GOAL OF THE EXERCISE:
Where the word "test" shows up in a line below, that line is counted. State how many lines are counted, without any other words.

START MATERIAL PROVIDED

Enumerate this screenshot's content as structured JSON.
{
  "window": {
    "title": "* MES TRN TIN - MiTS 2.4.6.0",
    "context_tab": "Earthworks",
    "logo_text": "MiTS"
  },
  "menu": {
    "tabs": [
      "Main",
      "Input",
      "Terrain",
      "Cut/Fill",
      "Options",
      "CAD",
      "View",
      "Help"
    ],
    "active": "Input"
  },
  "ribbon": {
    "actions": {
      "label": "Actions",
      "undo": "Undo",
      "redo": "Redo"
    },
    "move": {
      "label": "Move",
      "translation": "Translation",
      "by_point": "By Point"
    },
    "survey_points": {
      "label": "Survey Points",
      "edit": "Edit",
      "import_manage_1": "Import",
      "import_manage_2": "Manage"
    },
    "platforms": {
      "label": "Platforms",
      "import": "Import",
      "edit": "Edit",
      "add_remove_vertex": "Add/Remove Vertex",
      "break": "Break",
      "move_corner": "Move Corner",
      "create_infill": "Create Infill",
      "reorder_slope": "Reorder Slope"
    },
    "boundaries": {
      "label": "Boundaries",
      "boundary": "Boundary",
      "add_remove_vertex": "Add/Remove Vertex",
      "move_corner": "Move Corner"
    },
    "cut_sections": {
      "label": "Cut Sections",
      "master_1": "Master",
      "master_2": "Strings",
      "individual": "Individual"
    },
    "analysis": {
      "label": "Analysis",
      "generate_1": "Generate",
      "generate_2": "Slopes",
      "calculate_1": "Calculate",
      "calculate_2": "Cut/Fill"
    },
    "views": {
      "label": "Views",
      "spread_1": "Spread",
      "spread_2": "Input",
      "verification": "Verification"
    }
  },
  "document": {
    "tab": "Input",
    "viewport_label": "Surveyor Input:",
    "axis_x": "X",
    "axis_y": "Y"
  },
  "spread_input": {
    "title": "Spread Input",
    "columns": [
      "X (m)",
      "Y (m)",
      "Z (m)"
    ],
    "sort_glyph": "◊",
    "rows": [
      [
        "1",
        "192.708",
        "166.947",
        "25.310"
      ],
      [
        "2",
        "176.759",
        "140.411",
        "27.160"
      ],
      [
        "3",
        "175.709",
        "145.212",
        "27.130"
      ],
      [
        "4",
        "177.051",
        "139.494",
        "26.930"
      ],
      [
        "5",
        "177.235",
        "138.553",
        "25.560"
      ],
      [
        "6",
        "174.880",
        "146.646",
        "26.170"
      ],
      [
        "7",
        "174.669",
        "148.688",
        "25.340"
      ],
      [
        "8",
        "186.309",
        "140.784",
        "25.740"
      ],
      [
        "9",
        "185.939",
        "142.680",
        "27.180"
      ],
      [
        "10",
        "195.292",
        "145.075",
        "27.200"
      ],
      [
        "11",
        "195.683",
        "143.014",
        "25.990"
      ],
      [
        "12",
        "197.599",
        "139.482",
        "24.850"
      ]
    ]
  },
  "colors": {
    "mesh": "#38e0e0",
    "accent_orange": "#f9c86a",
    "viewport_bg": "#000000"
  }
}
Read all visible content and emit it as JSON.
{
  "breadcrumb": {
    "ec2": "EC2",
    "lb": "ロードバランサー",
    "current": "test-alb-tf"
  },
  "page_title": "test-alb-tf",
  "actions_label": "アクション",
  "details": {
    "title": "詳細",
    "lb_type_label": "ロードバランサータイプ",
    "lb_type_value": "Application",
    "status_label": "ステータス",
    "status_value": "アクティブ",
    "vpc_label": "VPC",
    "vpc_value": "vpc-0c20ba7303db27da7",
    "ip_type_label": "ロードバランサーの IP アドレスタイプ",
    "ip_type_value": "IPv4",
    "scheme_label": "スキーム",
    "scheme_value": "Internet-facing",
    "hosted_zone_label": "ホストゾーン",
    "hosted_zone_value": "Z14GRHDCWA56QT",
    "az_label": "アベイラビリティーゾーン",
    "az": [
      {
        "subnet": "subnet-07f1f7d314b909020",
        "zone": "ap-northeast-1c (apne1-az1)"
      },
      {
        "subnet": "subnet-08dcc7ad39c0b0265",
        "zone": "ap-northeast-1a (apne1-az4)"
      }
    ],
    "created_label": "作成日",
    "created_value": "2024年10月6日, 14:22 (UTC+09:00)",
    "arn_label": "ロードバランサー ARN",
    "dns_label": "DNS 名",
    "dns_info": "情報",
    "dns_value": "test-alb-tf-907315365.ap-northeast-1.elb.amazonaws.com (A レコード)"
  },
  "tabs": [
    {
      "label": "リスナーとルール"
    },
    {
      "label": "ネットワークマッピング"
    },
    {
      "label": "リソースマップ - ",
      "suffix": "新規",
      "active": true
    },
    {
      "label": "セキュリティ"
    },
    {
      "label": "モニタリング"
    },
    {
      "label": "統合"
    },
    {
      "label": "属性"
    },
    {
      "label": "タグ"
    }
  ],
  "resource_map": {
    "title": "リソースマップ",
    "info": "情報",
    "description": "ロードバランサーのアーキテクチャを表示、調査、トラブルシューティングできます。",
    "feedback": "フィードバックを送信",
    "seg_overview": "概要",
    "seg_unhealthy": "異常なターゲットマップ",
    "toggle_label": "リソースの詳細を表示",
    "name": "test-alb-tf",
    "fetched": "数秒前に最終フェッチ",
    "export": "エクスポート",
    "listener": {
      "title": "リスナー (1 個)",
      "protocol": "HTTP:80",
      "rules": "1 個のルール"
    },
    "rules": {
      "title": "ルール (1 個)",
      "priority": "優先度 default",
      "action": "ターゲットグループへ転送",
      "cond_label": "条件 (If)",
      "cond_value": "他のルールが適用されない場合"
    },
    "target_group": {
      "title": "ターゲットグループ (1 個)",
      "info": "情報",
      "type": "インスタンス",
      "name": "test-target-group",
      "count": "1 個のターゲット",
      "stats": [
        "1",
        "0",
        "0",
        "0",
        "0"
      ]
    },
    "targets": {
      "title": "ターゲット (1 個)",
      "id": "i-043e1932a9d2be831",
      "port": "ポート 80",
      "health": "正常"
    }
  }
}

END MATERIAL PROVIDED

EXERCISE RESPONSE:
5